We believe that a major underlying reason for the problems that have arisen was the difficulty of achieving reliable human intelligence on Iraq. Part of the difficulty faced by SIS in recruiting and running reliable agents came from the nature and brutality of the Iraqi regime. The nature of Iraq after the war might also have had its own effect, with the risk that some of the informants may have reported reliably but had reasons after the war to deny having provided information.
However, even taking into account the difficulty of recruiting and running reliable agents on Iraqi issues, we conclude that part of the reason for the serious doubt being cast over a high proportion of human intelligence reports on Iraq arises from weaknesses in the effective application by SIS of its validation procedures and in their proper resourcing. We received evidence from two witnesses about the impact of organisational changes in parts of SIS relevant to our Review. Following reductions in SIS’s budget in the mid-1990s, these were made with the goal of making overall staff savings and freeing experienced case officers for operational work. This weakened SIS’s internal processes for the quality assurance of agents. One of those witnesses also noted that the level of staff effort applied to geographical and functional tasks relevant to our Review was too thin to support SIS’s responsibilities. We believe that the validation of some sources on Iraq suffered as a consequence of both problems.
The Chief of SIS acknowledged to us that a problem had arisen. He attributed it primarily to the shortage of experienced case officers following the rundown of the size of SIS in the 1990s. Our Review has shown the vital importance of effective scrutiny and validation of human intelligence sources and of their reporting to the preparation of accurate JIC assessments and high-quality advice to Ministers. We urge the Chief of SIS to ensure that this task is properly resourced and organised to achieve that result, and we think that it would be appropriate if the Intelligence and Security Committee were to monitor this.

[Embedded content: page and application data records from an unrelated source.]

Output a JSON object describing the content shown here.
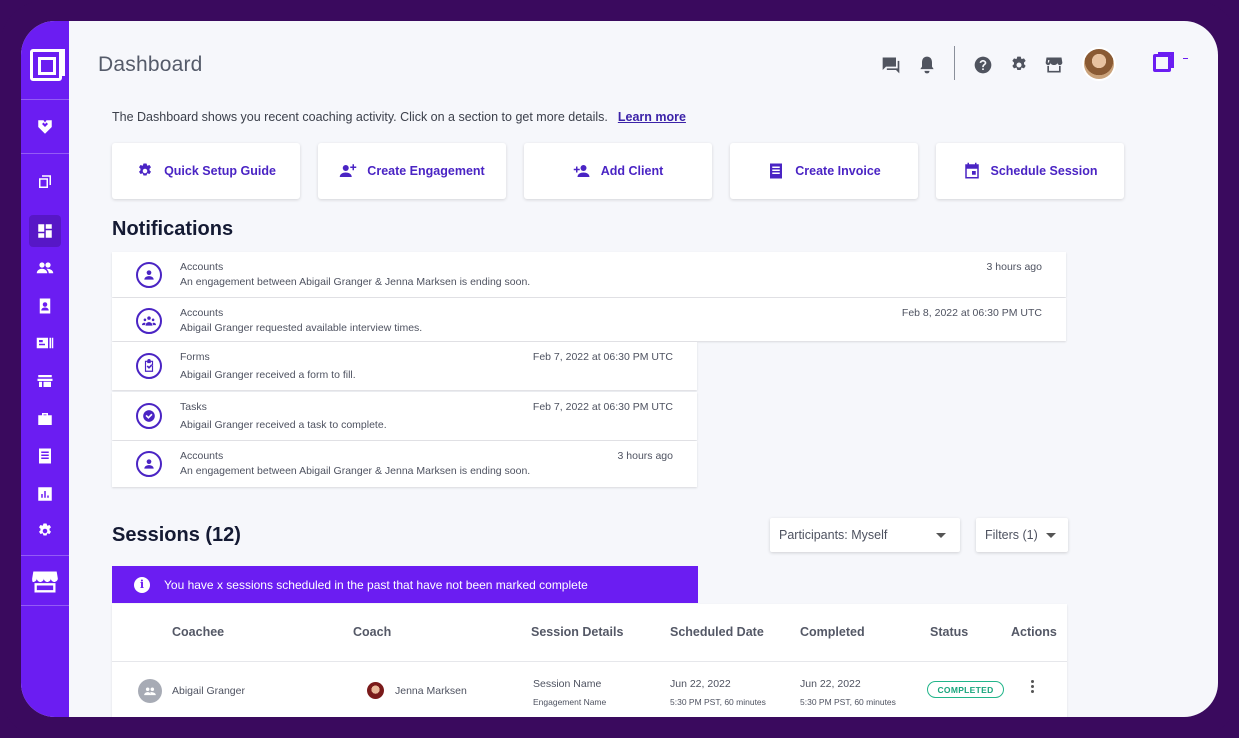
{
  "header": {
    "title": "Dashboard",
    "icons": [
      "chat-icon",
      "bell-icon",
      "help-icon",
      "gear-icon",
      "storefront-icon"
    ]
  },
  "sidebar": {
    "items": [
      {
        "icon": "hands-heart-icon"
      },
      {
        "icon": "layers-icon"
      },
      {
        "icon": "dashboard-icon",
        "active": true
      },
      {
        "icon": "people-icon"
      },
      {
        "icon": "contact-book-icon"
      },
      {
        "icon": "id-card-icon"
      },
      {
        "icon": "store-icon"
      },
      {
        "icon": "briefcase-icon"
      },
      {
        "icon": "receipt-icon"
      },
      {
        "icon": "bar-chart-icon"
      },
      {
        "icon": "gear-icon"
      },
      {
        "icon": "marketplace-icon"
      }
    ]
  },
  "intro": {
    "text": "The Dashboard shows you recent coaching activity. Click on  a section to get more details.",
    "link": "Learn more"
  },
  "quick_actions": [
    {
      "label": "Quick Setup Guide",
      "icon": "gear-icon"
    },
    {
      "label": "Create Engagement",
      "icon": "people-add-icon"
    },
    {
      "label": "Add Client",
      "icon": "person-add-icon"
    },
    {
      "label": "Create Invoice",
      "icon": "receipt-icon"
    },
    {
      "label": "Schedule Session",
      "icon": "calendar-icon"
    }
  ],
  "notifications": {
    "title": "Notifications",
    "items": [
      {
        "category": "Accounts",
        "message": "An engagement between Abigail Granger & Jenna Marksen is ending soon.",
        "time": "3 hours ago",
        "icon": "account-circle-icon"
      },
      {
        "category": "Accounts",
        "message": "Abigail Granger requested available interview times.",
        "time": "Feb 8, 2022 at 06:30 PM UTC",
        "icon": "group-circle-icon"
      },
      {
        "category": "Forms",
        "message": "Abigail Granger received a form to fill.",
        "time": "Feb 7, 2022 at 06:30 PM UTC",
        "icon": "clipboard-check-icon"
      },
      {
        "category": "Tasks",
        "message": "Abigail Granger received a task to complete.",
        "time": "Feb 7, 2022 at 06:30 PM UTC",
        "icon": "check-circle-icon"
      },
      {
        "category": "Accounts",
        "message": "An engagement between Abigail Granger & Jenna Marksen is ending soon.",
        "time": "3 hours ago",
        "icon": "account-circle-icon"
      }
    ]
  },
  "sessions": {
    "title": "Sessions (12)",
    "participants_filter": "Participants: Myself",
    "filters": "Filters (1)",
    "alert": "You have x sessions scheduled in the past that have not been marked complete",
    "columns": [
      "Coachee",
      "Coach",
      "Session Details",
      "Scheduled Date",
      "Completed",
      "Status",
      "Actions"
    ],
    "rows": [
      {
        "coachee": "Abigail Granger",
        "coach": "Jenna Marksen",
        "session_name": "Session Name",
        "engagement_name": "Engagement Name",
        "scheduled_date": "Jun 22, 2022",
        "scheduled_time": "5:30 PM PST, 60 minutes",
        "completed_date": "Jun 22, 2022",
        "completed_time": "5:30 PM PST, 60 minutes",
        "status": "COMPLETED"
      }
    ]
  }
}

We have examined the way in which raw intelligence was analysed and assessed over the period and then incorporated into JIC assessments for Ministers and other senior readers. In particular, we have looked at whether:
The material in intelligence reports was correctly treated as it passed along the chain from agent reports through analysis into JIC assessments, and that it did not suffer as a result of compression or incorrect translation from one stage to the next.

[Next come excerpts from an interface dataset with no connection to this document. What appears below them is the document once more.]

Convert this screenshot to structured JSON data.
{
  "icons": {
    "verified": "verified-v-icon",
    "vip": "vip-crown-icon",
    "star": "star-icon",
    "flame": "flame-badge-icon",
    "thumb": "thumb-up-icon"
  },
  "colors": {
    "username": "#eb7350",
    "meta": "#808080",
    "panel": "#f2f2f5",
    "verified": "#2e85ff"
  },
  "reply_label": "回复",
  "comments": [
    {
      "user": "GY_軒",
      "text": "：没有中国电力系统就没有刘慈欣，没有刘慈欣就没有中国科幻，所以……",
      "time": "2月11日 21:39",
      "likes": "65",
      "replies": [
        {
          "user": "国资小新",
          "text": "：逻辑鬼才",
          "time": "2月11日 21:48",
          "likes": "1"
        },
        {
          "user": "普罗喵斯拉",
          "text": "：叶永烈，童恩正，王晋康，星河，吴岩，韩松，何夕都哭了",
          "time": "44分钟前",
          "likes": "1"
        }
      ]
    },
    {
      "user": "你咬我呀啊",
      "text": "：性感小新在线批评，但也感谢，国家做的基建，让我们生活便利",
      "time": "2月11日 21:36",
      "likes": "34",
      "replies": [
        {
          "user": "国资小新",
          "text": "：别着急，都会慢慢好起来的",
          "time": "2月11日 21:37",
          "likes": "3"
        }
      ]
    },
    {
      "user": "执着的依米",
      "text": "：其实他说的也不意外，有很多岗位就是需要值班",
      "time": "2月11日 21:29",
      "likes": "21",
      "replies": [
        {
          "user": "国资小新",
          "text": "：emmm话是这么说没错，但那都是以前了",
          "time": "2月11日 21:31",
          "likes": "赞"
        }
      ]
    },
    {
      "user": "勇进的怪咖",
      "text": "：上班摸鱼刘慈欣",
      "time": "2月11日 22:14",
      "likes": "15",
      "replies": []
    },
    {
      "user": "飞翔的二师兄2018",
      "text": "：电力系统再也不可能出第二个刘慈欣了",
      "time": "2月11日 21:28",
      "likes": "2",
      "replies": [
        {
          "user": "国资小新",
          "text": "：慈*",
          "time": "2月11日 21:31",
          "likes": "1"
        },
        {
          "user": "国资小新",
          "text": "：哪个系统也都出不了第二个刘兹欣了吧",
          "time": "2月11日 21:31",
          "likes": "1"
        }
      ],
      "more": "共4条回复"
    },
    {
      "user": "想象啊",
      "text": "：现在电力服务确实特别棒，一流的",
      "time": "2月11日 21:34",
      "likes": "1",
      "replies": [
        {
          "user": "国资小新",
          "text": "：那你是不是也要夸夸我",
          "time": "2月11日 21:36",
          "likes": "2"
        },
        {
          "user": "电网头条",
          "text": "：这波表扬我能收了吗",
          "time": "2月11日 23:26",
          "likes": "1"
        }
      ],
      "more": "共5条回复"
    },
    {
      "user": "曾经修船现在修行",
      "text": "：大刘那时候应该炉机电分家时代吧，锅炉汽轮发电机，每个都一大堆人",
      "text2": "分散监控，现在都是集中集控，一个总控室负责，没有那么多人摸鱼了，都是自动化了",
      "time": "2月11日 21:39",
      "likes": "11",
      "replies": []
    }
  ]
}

Analysis or assessment appears to have been coloured by departmental policy or other agendas.
Assessment had access to and made full use of available technical expertise.

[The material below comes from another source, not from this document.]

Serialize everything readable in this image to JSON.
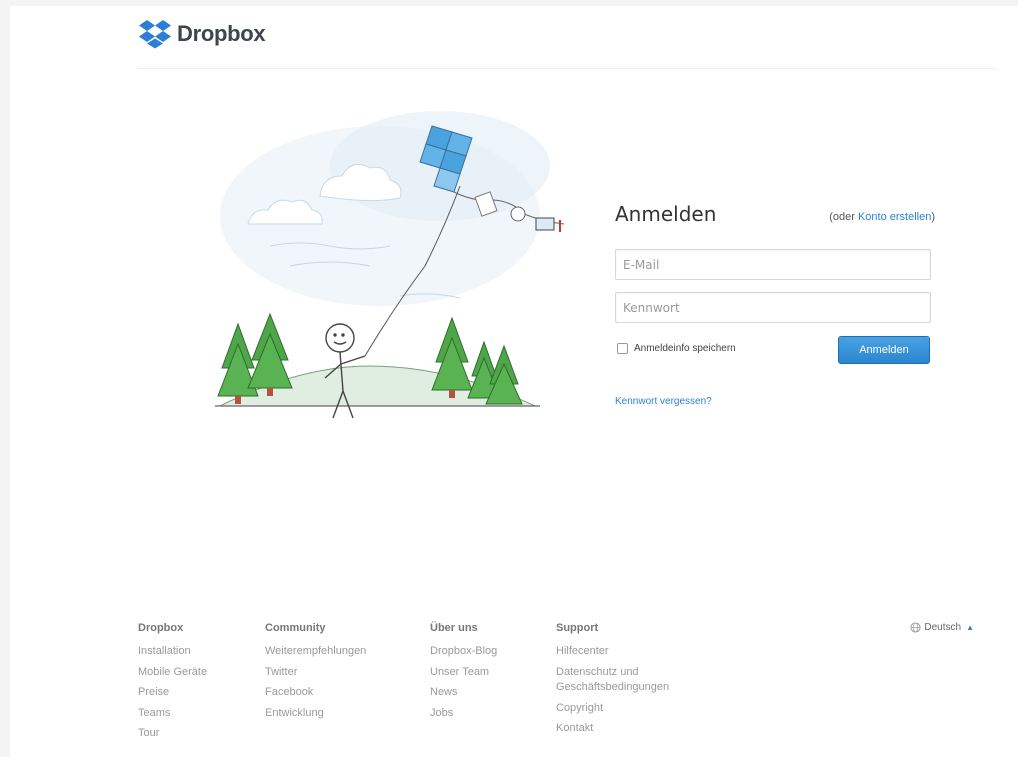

Drawing on our conclusions on these issues, we have then examined and drawn conclusions on the quality of the JIC assessments we read on Iraq’s nuclear, biological,